No matter what, you have to find a way to crowbar these elements in, even if you’re in a country that hasn’t had a civil war since independence. Example: if you’re in Ghana, mention the civil war in Côte d’Ivoire. They’re next to each other, so from Pennsylvania they look to be pretty much the same place. If you couldn’t find a lot of squalor, this is where you have a chance to make up for that and confirm all your viewers’/listeners’ stereotypes. Mosquitoes are a good snap shot if you are talking about malaria (which was a problem in Washington, DC until the mid-19th century, but don’t mention that). If you can find any child soldiers or former child soldiers from a civil war, your ratings are going to be awesome. Also acceptable are people in New England Patriots Super Bowl XLII Champions t-shirts.

Element #5: Close with tribal dancing and drumbeats.

What could be more African (for Americans, and besides squalor, AIDS, malaria, and civil war) than tribal dancing with a great drumbeat? You have to find a good “African” endcap to your report, and this is the best that there is.

If you have made sure to include all these elements, congratulations! You can look forward, after a few more near-identical reports from various parts of Africa, to get bumped up to reporting on somewhere like Italy, so you can swap out these stereotypes for greasy men, images of pasta, allusions to the mafia, and soccer hooligans.

The Totalitarianism of Santa Claus

He sees you when you’re sleeping, he knows when you’re awake,
He knows if you’ve been bad or good, so be good for goodness’ sake!

Constant surveillance of your activities, judging everything you do, a police state headed by an amply-proportioned old man. North Korea in 2005. Also Santa Claus. He sneaks through your house at night and takes the food that you leave out.

He’s making a list, checking it twice
Gonna find out who’s naught or nice

Not only does he know what you’re doing at all times, he acts on that information. If you stay on his good side, you will receive patronage. If not, he will publicly shame you. While everyone else is celebrating their presents, you have nothing but a lump of coal–useful in the 19th century, but not much good any more. And whenever anyone asks you what benefaction the Supreme Leader bestowed upon you, you have to fess up to your ignominious gift.

You better watch out, you better not cry
You better not pout, I’m telling you why

No dissent will be tolerated, all complaints will be punished. You do not have the right to free speech and expression; unacceptable comments will result in censure. Be afraid–look out, he is coming, coming to dispense punishment on your body and soul.

Okay, okay, I’m kidding. Sort of. It’s a holiday song that we probably shouldn’t take too seriously. But there are some pretty clear totalitarian messages (they’re too strong to be undertones). Santa is pretty clearly keeping tabs on us, and I’m not a fan of surveillance.

Another problematic aspect of this song is the moral message.
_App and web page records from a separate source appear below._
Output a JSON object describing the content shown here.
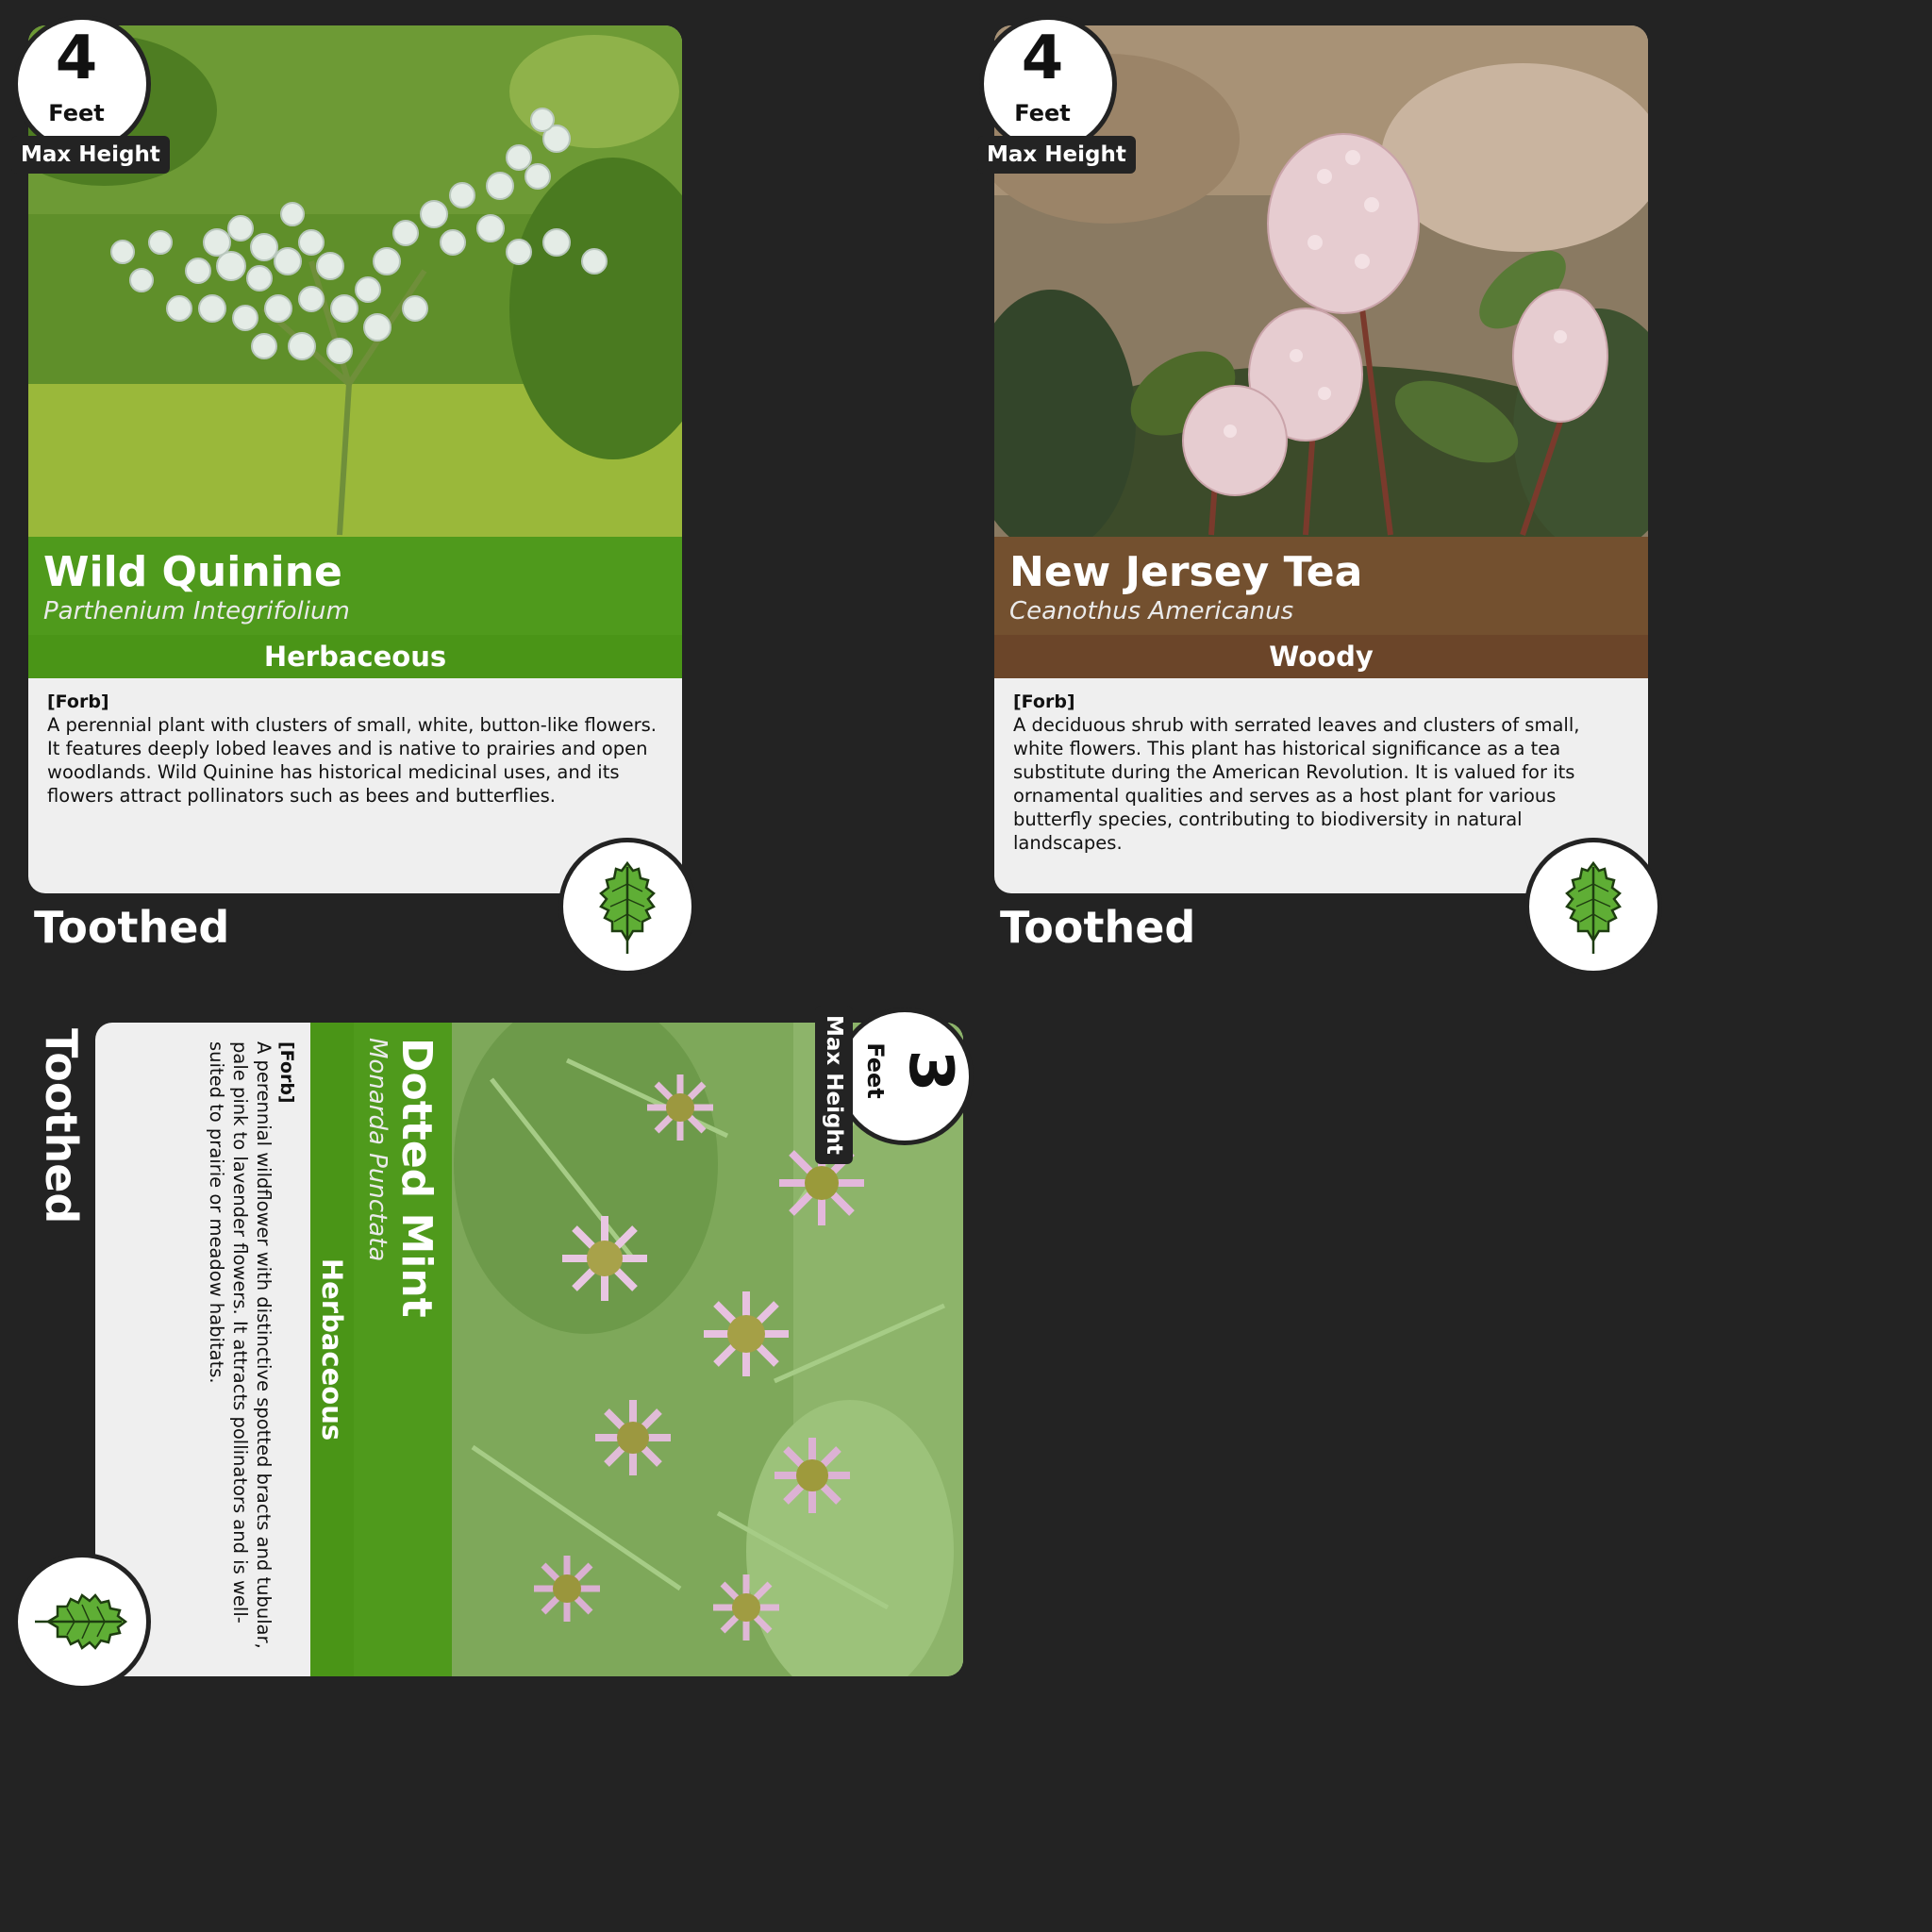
{
  "colors": {
    "background": "#232323",
    "herbaceous_green": "#4f9a1c",
    "woody_brown": "#6b4529"
  },
  "cards": [
    {
      "name": "Wild Quinine",
      "latin": "Parthenium Integrifolium",
      "type": "Herbaceous",
      "tag": "[Forb]",
      "description": "A perennial plant with clusters of small, white, button-like flowers. It features deeply lobed leaves and is native to prairies and open woodlands. Wild Quinine has historical medicinal uses, and its flowers attract pollinators such as bees and butterflies.",
      "height_value": "4",
      "height_unit": "Feet",
      "height_label": "Max Height",
      "leaf_shape": "Toothed",
      "leaf_icon": "toothed-leaf-icon"
    },
    {
      "name": "New Jersey Tea",
      "latin": "Ceanothus Americanus",
      "type": "Woody",
      "tag": "[Forb]",
      "description": "A deciduous shrub with serrated leaves and clusters of small, white flowers. This plant has historical significance as a tea substitute during the American Revolution. It is valued for its ornamental qualities and serves as a host plant for various butterfly species, contributing to biodiversity in natural landscapes.",
      "height_value": "4",
      "height_unit": "Feet",
      "height_label": "Max Height",
      "leaf_shape": "Toothed",
      "leaf_icon": "toothed-leaf-icon"
    },
    {
      "name": "Dotted Mint",
      "latin": "Monarda Punctata",
      "type": "Herbaceous",
      "tag": "[Forb]",
      "description": "A perennial wildflower with distinctive spotted bracts and tubular, pale pink to lavender flowers. It attracts pollinators and is well-suited to prairie or meadow habitats.",
      "height_value": "3",
      "height_unit": "Feet",
      "height_label": "Max Height",
      "leaf_shape": "Toothed",
      "leaf_icon": "toothed-leaf-icon",
      "orientation": "rotated-90"
    }
  ]
}
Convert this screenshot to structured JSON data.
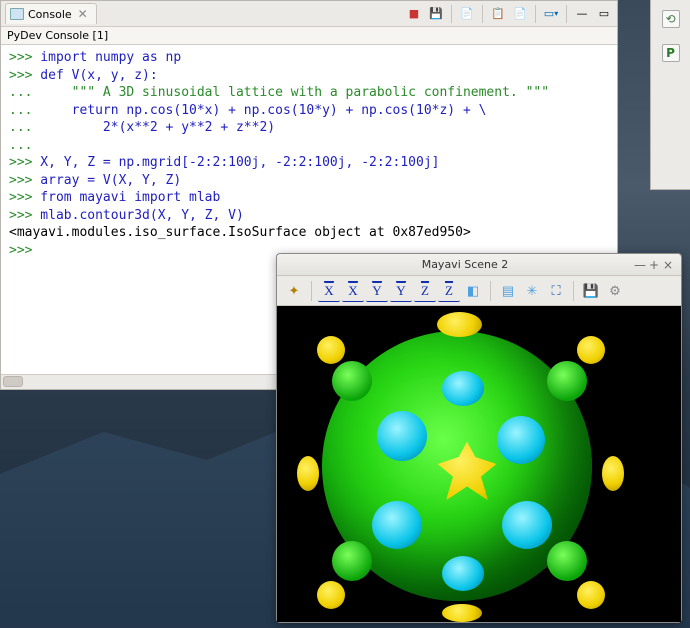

Don’t be “good” because you should, or treat people properly because that’s the way you would want to be treated–do it to get STUFF. That’s not a strategy that will lead to harmonious human relations. If people (kids) are told they should only behave well to get free things, and they internalize that process, then good luck getting them to behave morally without a carrot.

Christmas in America isn’t mainly about the birth of Jesus. And it’s less and less about giving gifts to people about whom one cares. It’s more and more about buying STUFF. iPhones, flatscreen TVs, game consoles, clothes, etc. With a small part of overeating and watching college bowl games tacked on. In a sense, this is good for the economy: it relies on demand for stuff, so if more people buy more stuff that increases incentives for hiring and/or productivity increases (let’s be honest, it’s more of the latter).

At the same time, the festival of capitalism and consumerism leaves me, at least, wanting something different. It’s a very individualistic holiday, and it brings out some of the worst traits of Americans: fighting other people for cheap electronics. I’ll have more about this in the coming weeks, but I think there’s a link between teaching kids to obey so that the Supreme Leader will magically grant them an XBOX One™ and adults brawling for sale items.